This is especially true for celebrities. We didn’t see anything wrong with Taylor and Calvin until they split. Even then, they put up a front saying the breakup was amicable leading us to believe they just weren’t right together. And believe we did until news about Talyor co-writing This Is What You Came For came out. There was a whole bunch of drama about who did what. They unfollowed one another; they deleted posts about each other as if their relationship never existed. The point is, if everything blew up in their faces despite their best efforts to lead everyone to believe they were okay with each other.

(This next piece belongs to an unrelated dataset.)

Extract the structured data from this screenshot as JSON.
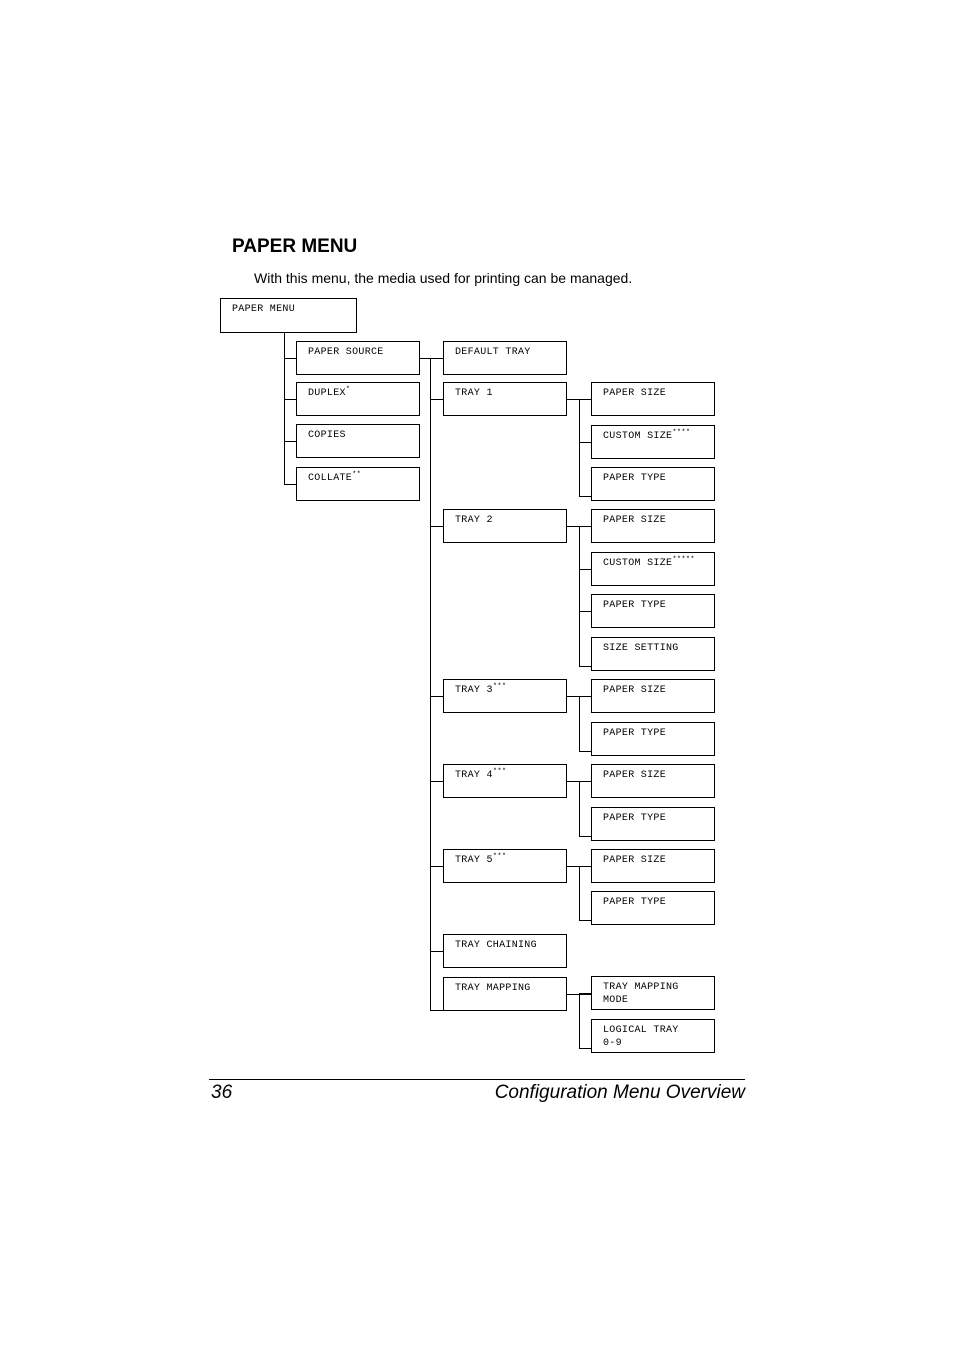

And we all have those friends who only post selfies with their significant others. *I am not bad mouthing these people or putting them down. They have created so many memories and are capturing them for safekeeping.* What I’m saying is these are the same people who don’t ever post about the bad stuff their relationship goes through. Because no relationship is perfect and there is always bad stuff. Fights, arguments, family problems. I’m guilty of this.

I’m not saying we should air our dirty laundry. All I want everyone to know is that we are all going through things. And we shouldn’t idolize anyone based on their social media life. We should take social media posts at face value and not make assumptions about their life beyond Twitter, Instagram, Snapchat, etc.